May 31, 2012
Tarako Kotobuki – SuBLime – 2012 – 6+ volumes
Another from the SuBLime archives, I waited so long to review it that volume 3 came out.
As I’ve said before, I have… problems with this series. Very deep-rooted problems. But it’s hard for me to deny the fact that the author does a good job fleshing out her world and the rules within it. She uses animal magnetism as the relationship hook here, and it makes for some truly… bizarre storytelling. But fascinating. Also, wrong. And don’t get me started on the whole babies thing. Which is what the second half of this volume is about. But! Before that! Yonekuni!
The first half is about Kunimasa’s brother, Yonekuni. Yonekuni hates men. Hates them so much, in fact, that he makes Norio dress like a girl in front of him while he’s teaching him about being a zooman. So that he doesn’t look weird, he has one pretend male friend, the bookish class chairman. The two eat lunch together every day, and the chairman is the only man he’ll let get close to him.
So… Yonekuni is half snake, half dragon, and has body heat issues.
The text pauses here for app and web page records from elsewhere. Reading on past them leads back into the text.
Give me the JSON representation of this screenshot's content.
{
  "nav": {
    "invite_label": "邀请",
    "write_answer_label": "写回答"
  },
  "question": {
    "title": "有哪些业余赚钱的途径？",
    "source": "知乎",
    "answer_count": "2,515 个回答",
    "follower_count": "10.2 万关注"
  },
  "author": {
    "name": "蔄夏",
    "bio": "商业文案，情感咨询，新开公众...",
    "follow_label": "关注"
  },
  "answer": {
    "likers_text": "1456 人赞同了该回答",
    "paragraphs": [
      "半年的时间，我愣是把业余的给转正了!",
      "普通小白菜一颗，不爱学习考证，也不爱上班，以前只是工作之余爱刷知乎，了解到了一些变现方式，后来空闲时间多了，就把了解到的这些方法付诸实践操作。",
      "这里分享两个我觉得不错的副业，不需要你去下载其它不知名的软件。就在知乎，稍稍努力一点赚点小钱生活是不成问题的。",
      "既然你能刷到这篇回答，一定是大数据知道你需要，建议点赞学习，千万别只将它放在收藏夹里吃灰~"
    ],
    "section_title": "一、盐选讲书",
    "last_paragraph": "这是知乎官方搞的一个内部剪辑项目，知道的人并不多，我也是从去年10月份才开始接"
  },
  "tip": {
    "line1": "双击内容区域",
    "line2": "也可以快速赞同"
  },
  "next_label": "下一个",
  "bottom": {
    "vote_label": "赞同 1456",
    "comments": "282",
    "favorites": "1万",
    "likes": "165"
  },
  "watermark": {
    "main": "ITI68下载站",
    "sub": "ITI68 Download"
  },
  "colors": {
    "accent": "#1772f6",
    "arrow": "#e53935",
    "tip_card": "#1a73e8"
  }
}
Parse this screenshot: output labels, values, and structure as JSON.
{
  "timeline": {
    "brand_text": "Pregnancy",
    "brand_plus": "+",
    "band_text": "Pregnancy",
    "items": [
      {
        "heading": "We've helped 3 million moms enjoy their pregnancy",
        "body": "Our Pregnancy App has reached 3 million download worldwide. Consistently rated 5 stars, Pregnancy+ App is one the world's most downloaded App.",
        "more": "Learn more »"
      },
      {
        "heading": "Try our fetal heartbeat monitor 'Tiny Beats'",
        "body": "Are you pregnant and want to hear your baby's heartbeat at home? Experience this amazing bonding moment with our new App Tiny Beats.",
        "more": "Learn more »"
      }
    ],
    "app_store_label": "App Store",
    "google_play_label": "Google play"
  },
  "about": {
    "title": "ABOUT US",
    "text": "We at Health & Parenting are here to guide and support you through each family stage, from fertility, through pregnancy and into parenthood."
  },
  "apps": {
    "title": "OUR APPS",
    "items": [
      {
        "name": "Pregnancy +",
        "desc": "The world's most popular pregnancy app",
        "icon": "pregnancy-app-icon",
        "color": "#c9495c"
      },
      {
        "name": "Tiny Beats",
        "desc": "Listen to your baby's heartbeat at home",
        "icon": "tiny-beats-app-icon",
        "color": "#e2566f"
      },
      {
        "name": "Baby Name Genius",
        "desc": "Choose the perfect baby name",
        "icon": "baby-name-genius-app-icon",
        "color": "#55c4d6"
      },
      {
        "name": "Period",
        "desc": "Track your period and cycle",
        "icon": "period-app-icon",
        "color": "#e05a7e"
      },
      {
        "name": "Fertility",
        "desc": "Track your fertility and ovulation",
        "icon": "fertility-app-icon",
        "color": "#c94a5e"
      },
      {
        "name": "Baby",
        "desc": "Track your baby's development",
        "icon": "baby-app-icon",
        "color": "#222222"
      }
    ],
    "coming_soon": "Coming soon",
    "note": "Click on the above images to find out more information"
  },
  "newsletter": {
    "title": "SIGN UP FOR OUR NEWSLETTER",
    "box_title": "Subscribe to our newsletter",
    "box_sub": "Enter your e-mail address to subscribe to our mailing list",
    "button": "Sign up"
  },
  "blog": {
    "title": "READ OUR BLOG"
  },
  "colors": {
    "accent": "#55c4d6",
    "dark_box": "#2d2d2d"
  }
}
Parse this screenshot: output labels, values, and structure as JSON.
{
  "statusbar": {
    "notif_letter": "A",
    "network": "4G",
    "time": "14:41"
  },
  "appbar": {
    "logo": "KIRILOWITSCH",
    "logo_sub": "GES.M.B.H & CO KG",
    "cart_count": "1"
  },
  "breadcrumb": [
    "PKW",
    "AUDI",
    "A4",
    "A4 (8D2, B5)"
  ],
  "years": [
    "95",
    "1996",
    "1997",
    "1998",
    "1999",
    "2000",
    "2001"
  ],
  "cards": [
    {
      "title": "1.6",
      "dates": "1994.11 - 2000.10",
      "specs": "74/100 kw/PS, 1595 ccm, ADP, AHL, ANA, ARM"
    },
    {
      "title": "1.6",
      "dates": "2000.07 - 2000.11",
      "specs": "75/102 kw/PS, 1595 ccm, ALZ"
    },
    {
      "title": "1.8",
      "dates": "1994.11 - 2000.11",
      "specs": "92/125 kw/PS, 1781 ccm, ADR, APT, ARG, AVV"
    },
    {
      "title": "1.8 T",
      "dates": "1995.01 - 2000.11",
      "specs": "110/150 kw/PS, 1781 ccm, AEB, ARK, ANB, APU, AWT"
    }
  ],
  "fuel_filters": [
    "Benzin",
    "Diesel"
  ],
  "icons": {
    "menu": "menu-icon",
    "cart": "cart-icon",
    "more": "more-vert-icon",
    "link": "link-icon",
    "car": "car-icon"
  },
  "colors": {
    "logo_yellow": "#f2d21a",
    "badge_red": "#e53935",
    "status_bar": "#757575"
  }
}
If he gets too cold, he’ll die, more or less. Turns out, whenver he gets cold, he’s been unconsciously crawling into the bed of the chairman. Because this is a BL comic. When the chairman admits his feelings, Yonekuni rejects him and goes on an angry rampage about how wrong it is to be liked by a man… but you know where this is going.
I was really torn over this story. It’s easy to hate Yonekuni, because Yonekuni cares so little about what others think of him. He doesn’t care what the chairman thinks, or the chairman’s friends, or his fellow classmates… he does what he wants. This does not make for a sympathetic character. And part of me also hates the somewhat pathetic way the chairman is getting half of a relationship with Yonekuni while he is in need of body heat. On the other hand, their relationship works in the context of Love Pistols because of the whole animal magnetism thing. It’s really disappointing that Yonekuni gives in to it so easily, because if anyone is going to fight it, seems like it would be him. And it’s hard for me to believe that he goes from hating the Chairman’s guts to doting on him and being jealous of others. But I do like that it is so absolute that not even the obstinate Yonekuni can really fight against the zooman rules.
Hmm. I did like something about it, but I can’t say what. It’s a little addictive, and that might just be that I was dying to know more about how the zooman system works. It is a little classy that a series like this doesn’t take that to terribly dark places. But the relationship itself in the first half here… all signs point to no for me.
The second half is about Norio’s friend Kumakashi. Kumakashi is from one of the most prestigious bear zooman houses in Japan, and his family is looking for a suitable partner for him. They want it to be another upper-tier bear zooman. So they hire a stud. And Kumakashi has to do all the… procreating.
I hated this, honestly, and this was another semi-abusive relationship. There hasn’t really been a nice pair of partners yet, though I do like that every half-volume features a different couple.
On the other hand… the Kumakashi story. The partner was another big dude. I imagine that bara looks something like this.
So, yeah. While I am saying all these negative things… again, there’s something about this series that keeps me coming back. I may just be that big a fan of complex fantasy elements like this done right. Almost everything about this series freaks me out a little, but not as badly as, say, Ze. I think another part of the appeal is that it does switch couples so easily. Ze does that too, but it tends to sit on the couples a little longer, and nothing in Love Pistols has yet been as bad as the Himi story in Ze. I’m going to keep reading for now. Maybe next volume I’ll get a pairing I like.